(Records from a data source)
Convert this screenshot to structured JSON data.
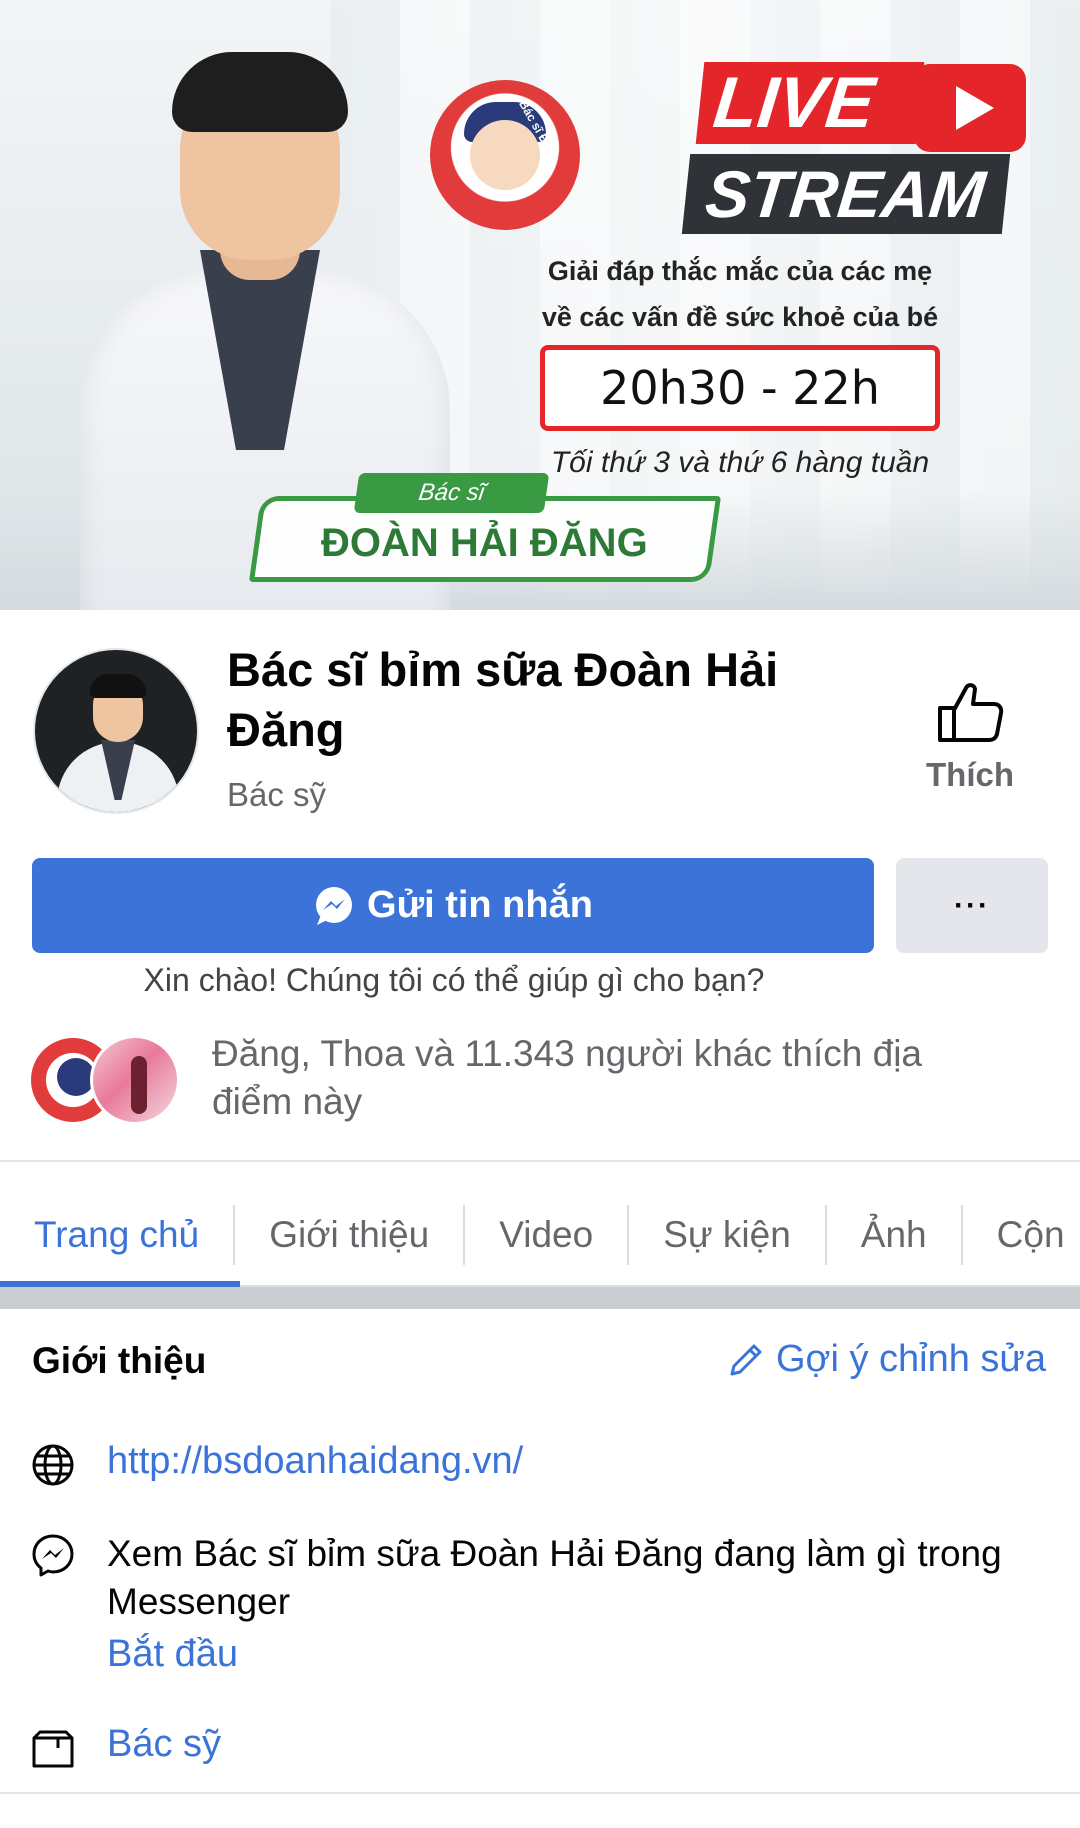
{
  "cover": {
    "live_line1": "LIVE",
    "live_line2": "STREAM",
    "subtitle_line1": "Giải đáp thắc mắc của các mẹ",
    "subtitle_line2": "về các vấn đề sức khoẻ của bé",
    "time": "20h30 - 22h",
    "days": "Tối thứ 3 và thứ 6 hàng tuần",
    "badge_top": "Bác sĩ",
    "badge_name": "ĐOÀN HẢI ĐĂNG",
    "mascot_tag": "Bác sĩ Đăng"
  },
  "profile": {
    "name": "Bác sĩ bỉm sữa Đoàn Hải Đăng",
    "category": "Bác sỹ",
    "like_label": "Thích",
    "like_icon": "thumbs-up-icon"
  },
  "actions": {
    "message_label": "Gửi tin nhắn",
    "message_icon": "messenger-icon",
    "more_label": "···",
    "greeting": "Xin chào! Chúng tôi có thể giúp gì cho bạn?"
  },
  "social": {
    "likes_text": "Đăng, Thoa và 11.343 người khác thích địa điểm này"
  },
  "tabs": [
    {
      "label": "Trang chủ",
      "active": true
    },
    {
      "label": "Giới thiệu",
      "active": false
    },
    {
      "label": "Video",
      "active": false
    },
    {
      "label": "Sự kiện",
      "active": false
    },
    {
      "label": "Ảnh",
      "active": false
    },
    {
      "label": "Cộn",
      "active": false
    }
  ],
  "intro": {
    "title": "Giới thiệu",
    "suggest_edit": "Gợi ý chỉnh sửa",
    "website": "http://bsdoanhaidang.vn/",
    "messenger_text": "Xem Bác sĩ bỉm sữa Đoàn Hải Đăng đang làm gì trong Messenger",
    "start_link": "Bắt đầu",
    "category_link": "Bác sỹ"
  },
  "colors": {
    "accent": "#3b73d8",
    "secondary_text": "#65676b",
    "live_red": "#e4262a",
    "badge_green": "#3a9a44"
  }
}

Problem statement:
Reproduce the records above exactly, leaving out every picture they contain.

Exercise solution:
Convert this screenshot to structured JSON data.
{
  "cover": {
    "live_line1": "LIVE",
    "live_line2": "STREAM",
    "subtitle_line1": "Giải đáp thắc mắc của các mẹ",
    "subtitle_line2": "về các vấn đề sức khoẻ của bé",
    "time": "20h30 - 22h",
    "days": "Tối thứ 3 và thứ 6 hàng tuần",
    "badge_top": "Bác sĩ",
    "badge_name": "ĐOÀN HẢI ĐĂNG",
    "mascot_tag": "Bác sĩ Đăng"
  },
  "profile": {
    "name": "Bác sĩ bỉm sữa Đoàn Hải Đăng",
    "category": "Bác sỹ",
    "like_label": "Thích",
    "like_icon": "thumbs-up-icon"
  },
  "actions": {
    "message_label": "Gửi tin nhắn",
    "message_icon": "messenger-icon",
    "more_label": "···",
    "greeting": "Xin chào! Chúng tôi có thể giúp gì cho bạn?"
  },
  "social": {
    "likes_text": "Đăng, Thoa và 11.343 người khác thích địa điểm này"
  },
  "tabs": [
    {
      "label": "Trang chủ",
      "active": true
    },
    {
      "label": "Giới thiệu",
      "active": false
    },
    {
      "label": "Video",
      "active": false
    },
    {
      "label": "Sự kiện",
      "active": false
    },
    {
      "label": "Ảnh",
      "active": false
    },
    {
      "label": "Cộn",
      "active": false
    }
  ],
  "intro": {
    "title": "Giới thiệu",
    "suggest_edit": "Gợi ý chỉnh sửa",
    "website": "http://bsdoanhaidang.vn/",
    "messenger_text": "Xem Bác sĩ bỉm sữa Đoàn Hải Đăng đang làm gì trong Messenger",
    "start_link": "Bắt đầu",
    "category_link": "Bác sỹ"
  },
  "colors": {
    "accent": "#3b73d8",
    "secondary_text": "#65676b",
    "live_red": "#e4262a",
    "badge_green": "#3a9a44"
  }
}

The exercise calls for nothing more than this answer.